Of course, this is not representative of the entire movement and there are many environmental groups that make a concerted effort to centre and champion animals in their activism. Groups including Climate Save and Vegan Rising have shown a dedication to ensuring the rights of animals are kept at the forefront of the conversation as the environmental movement gains momentum and the possibility of it creating real change becomes more and more realistic. However, it’s not enough to only highlight the impact of animal agriculture on the climate emergency, which is often the only animal inclusive topic of conversation that is accepted in environmental spaces.

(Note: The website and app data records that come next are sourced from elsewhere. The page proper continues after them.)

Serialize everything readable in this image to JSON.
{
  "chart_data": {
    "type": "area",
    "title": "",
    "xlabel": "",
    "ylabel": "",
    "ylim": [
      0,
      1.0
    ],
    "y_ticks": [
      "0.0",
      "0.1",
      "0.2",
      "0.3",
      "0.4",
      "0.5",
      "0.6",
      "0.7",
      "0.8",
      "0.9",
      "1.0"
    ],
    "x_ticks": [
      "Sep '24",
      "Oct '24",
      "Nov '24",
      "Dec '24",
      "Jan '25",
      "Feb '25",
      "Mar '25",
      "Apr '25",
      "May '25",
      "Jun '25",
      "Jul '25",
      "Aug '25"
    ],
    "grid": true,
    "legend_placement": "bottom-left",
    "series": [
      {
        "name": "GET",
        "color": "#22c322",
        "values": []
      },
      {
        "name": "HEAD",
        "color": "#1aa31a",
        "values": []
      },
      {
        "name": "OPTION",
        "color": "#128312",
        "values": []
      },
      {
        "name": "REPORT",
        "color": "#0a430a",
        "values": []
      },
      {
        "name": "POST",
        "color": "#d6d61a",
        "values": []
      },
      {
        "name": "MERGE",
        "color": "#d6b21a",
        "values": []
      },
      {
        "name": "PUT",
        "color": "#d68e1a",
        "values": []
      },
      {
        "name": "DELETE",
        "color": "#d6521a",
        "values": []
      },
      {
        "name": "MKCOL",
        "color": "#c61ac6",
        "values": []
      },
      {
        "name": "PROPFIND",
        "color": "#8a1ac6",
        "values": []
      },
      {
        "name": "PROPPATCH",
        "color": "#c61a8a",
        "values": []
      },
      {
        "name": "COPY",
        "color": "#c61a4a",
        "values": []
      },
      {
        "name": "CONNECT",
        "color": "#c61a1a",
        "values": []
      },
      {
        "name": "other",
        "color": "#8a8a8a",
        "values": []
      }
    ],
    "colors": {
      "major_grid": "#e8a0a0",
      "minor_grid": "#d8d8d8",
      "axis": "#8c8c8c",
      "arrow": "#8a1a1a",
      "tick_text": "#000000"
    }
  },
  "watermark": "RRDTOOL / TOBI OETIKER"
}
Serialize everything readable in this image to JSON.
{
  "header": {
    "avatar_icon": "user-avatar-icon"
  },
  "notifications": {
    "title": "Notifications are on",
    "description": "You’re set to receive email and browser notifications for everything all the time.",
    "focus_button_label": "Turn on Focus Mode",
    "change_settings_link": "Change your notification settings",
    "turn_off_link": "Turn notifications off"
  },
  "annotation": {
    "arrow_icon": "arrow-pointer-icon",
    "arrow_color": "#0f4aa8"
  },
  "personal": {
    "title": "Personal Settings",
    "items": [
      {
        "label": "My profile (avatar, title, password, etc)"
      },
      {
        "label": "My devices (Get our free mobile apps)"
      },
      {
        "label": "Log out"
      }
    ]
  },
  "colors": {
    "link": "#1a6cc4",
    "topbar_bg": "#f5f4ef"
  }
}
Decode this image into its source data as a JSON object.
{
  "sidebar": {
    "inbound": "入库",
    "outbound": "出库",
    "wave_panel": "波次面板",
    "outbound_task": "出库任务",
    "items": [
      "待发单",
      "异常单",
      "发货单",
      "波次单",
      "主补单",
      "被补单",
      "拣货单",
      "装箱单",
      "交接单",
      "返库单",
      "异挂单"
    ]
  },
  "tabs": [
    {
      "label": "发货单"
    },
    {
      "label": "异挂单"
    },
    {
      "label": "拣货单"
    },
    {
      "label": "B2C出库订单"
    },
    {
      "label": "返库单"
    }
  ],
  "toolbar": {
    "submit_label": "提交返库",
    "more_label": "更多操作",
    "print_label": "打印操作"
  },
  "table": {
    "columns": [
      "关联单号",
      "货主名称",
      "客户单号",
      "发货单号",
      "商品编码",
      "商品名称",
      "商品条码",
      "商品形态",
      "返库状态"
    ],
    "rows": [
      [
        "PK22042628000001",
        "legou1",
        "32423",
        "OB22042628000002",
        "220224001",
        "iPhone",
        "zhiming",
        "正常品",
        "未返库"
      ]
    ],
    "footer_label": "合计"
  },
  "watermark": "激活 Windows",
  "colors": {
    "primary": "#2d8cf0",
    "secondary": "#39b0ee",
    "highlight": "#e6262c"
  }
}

As well as sharing this important information, we need to maintain our role as strong allies for exploited and marginalised species, representing them in spaces they cannot be in and ensuring their interests are considered as this movement grows. We can never forget that all beings matter beyond their impact on this world and that when we begin to see anyone as the sum of their parts this inevitably leads to de-personification, something which often justifies abhorrent acts. While massive change is needed to save our planet and we can and should fight for it, we can’t let revolution for some lead to oppression for others.
I am scared about what the future may hold for ‘unwanted’ animals. I am scared by the extremes people might feel we need to go to to fix our mistakes. But I know that this fear is the same reason that I need to stick with this movement. Because if we stop questioning, challenging and otherwise wreaking havoc then there’s the risk that our movements for liberation will become new systems of tyranny.
*** I would usually use the gender-neutral human-made rather than man-made however I think it’s important to remember that the current state of the earth has largely been caused by the actions of white, cis-het men and that resistance to the damage being done has primarily been led by woman, queer and non-binary folk and people of colour.